End of Life


We are spending phenomenal sums trying to save a small minority.  Recently, an important journal has seen fit to address this issue.  I highly recommend that is you can lay your hands on the article, you read it and think very hard on the discussion that I hope it begins.

The United States has gone Alan Alda in this score.  Hawkeye saw death as an enemy to be conquered through the skills and dedication of the saintly doctors who saw life as the only value on the planet.

I question this belief.

Death comes to all.  It appears to me that through the means of relentless and profligate use of technology, we have so cheapened the concept of life of as a full cycle, defined by dignity and freedom, that we are poisoning our collective souls.  

To meet ones maker is the one true passage of life other than entering the mortal coil.  To pretend that the passage of death is an enemy to be fought takes from us the touchstone that our actions here on this earth are rites of passage to another, possibly greater existence.  Instead, by the mistaken belief that the loss of your individual ego is an evil event, we place our personal existence, comfort, and desires as the be all and end all of existence.

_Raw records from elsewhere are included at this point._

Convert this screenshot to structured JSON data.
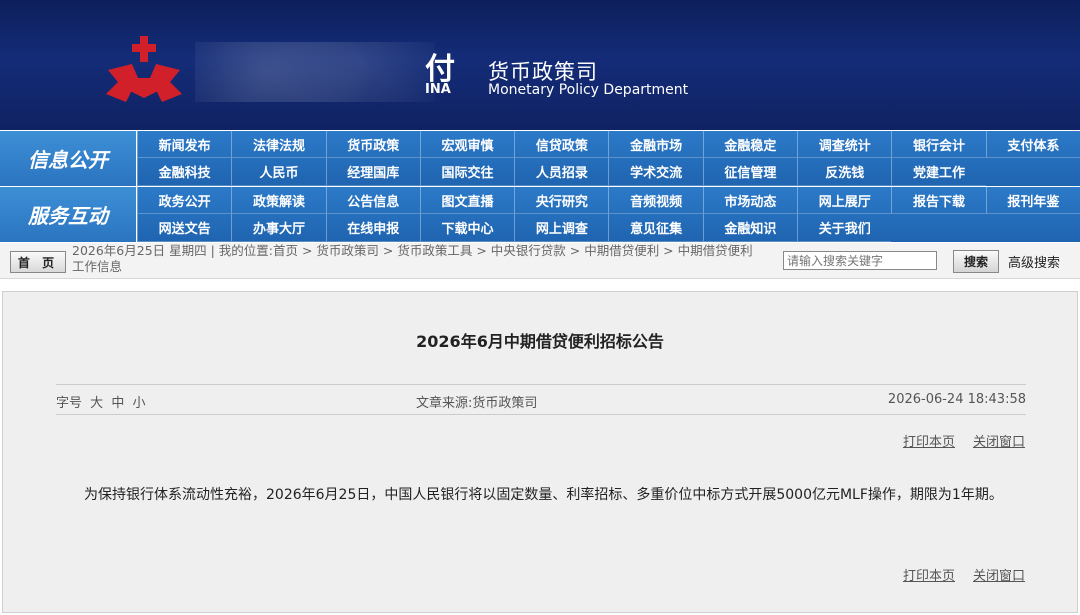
{
  "colors": {
    "banner": "#142c78",
    "nav": "#2c7ac8",
    "navlabel": "#3d8fd6",
    "logo": "#d2202a"
  },
  "banner": {
    "bank_cn_fragment": "付",
    "bank_en_fragment": "INA",
    "dept_cn": "货币政策司",
    "dept_en": "Monetary Policy Department",
    "logo_icon": "pboc-logo-icon"
  },
  "nav": {
    "row1_label": "信息公开",
    "row1_items": [
      "新闻发布",
      "法律法规",
      "货币政策",
      "宏观审慎",
      "信贷政策",
      "金融市场",
      "金融稳定",
      "调查统计",
      "银行会计",
      "支付体系",
      "金融科技",
      "人民币",
      "经理国库",
      "国际交往",
      "人员招录",
      "学术交流",
      "征信管理",
      "反洗钱",
      "党建工作"
    ],
    "row2_label": "服务互动",
    "row2_items": [
      "政务公开",
      "政策解读",
      "公告信息",
      "图文直播",
      "央行研究",
      "音频视频",
      "市场动态",
      "网上展厅",
      "报告下载",
      "报刊年鉴",
      "网送文告",
      "办事大厅",
      "在线申报",
      "下载中心",
      "网上调查",
      "意见征集",
      "金融知识",
      "关于我们"
    ]
  },
  "infobar": {
    "home": "首 页",
    "breadcrumb": "2026年6月25日  星期四  |  我的位置:首页   >  货币政策司   >  货币政策工具   >  中央银行贷款   >  中期借贷便利   >  中期借贷便利工作信息",
    "search_placeholder": "请输入搜索关键字",
    "search_button": "搜索",
    "advanced": "高级搜索"
  },
  "article": {
    "title": "2026年6月中期借贷便利招标公告",
    "fontsize_label": "字号",
    "fontsize_large": "大",
    "fontsize_medium": "中",
    "fontsize_small": "小",
    "source": "文章来源:货币政策司",
    "datetime": "2026-06-24  18:43:58",
    "print": "打印本页",
    "close": "关闭窗口",
    "body": "为保持银行体系流动性充裕，2026年6月25日，中国人民银行将以固定数量、利率招标、多重价位中标方式开展5000亿元MLF操作，期限为1年期。"
  }
}
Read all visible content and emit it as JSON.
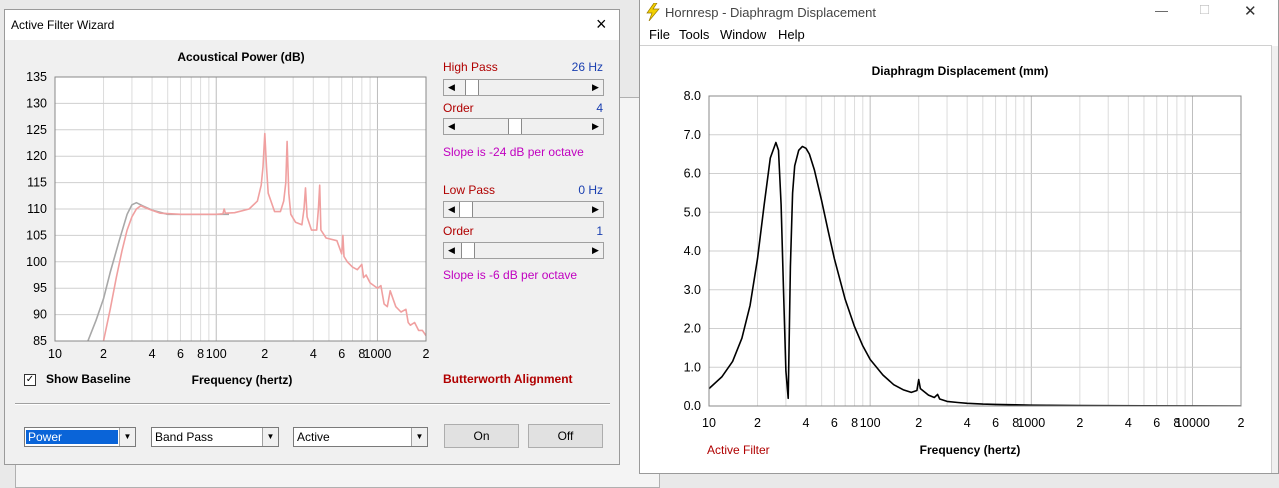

Even if one chooses to not believe in an afterlife, the focus on the extension of ones personal existence is a burden on those around.  How much of society must have an inadequate level of health care at the most basic levels in order for the monstrous egos of both doctor and patient to be further inflated by the strip mining of resources better devoted to more basic needs?


Gather ye marbles said...

Interesting questions there. Personally, should I be looking someday at the Terminal Phase (as opposed to getting hit by a truck), I'd like to have the option of offing myself in some fairly pleasant way. A morphine overdose would be nice. There was an article in the New York Times in March '09 called "Religious Belief Linked to Desire for Aggressive Treatment in Terminal Patients", reporting on a JAMA study. Summary of findings: "Terminally ill cancer patients who drew comfort from religion were far more likely to seek aggressive, life-prolonging care in the week before they died than were less religious patients and far more likely to want doctors to do everything possible to keep them alive, a study has found." Counter-intuitive? Or is it? My sense of it (as a non-believer) is that belief in an afterlife may for some be a way of whistling past the graveyard and not dealing with the fear of death, an avoidance which may leave one less prepared for it when it does come. To quote William Shatner (from his song "You'll Have Time"): "Live life like you're gonna die, because you're gonna."

Degringolade said...


This actually raises one of the two fundamental questions.

Does the soul exist?

How one answers that will probably end up having a big influence on how one approaches one's mortality. But, even if you do not presuppose the existence of a soul, the desire of an individual to take a unfair amount of a limited resource (yes, I believe that health care in the current model is a limited resource), this constitutes an injustice.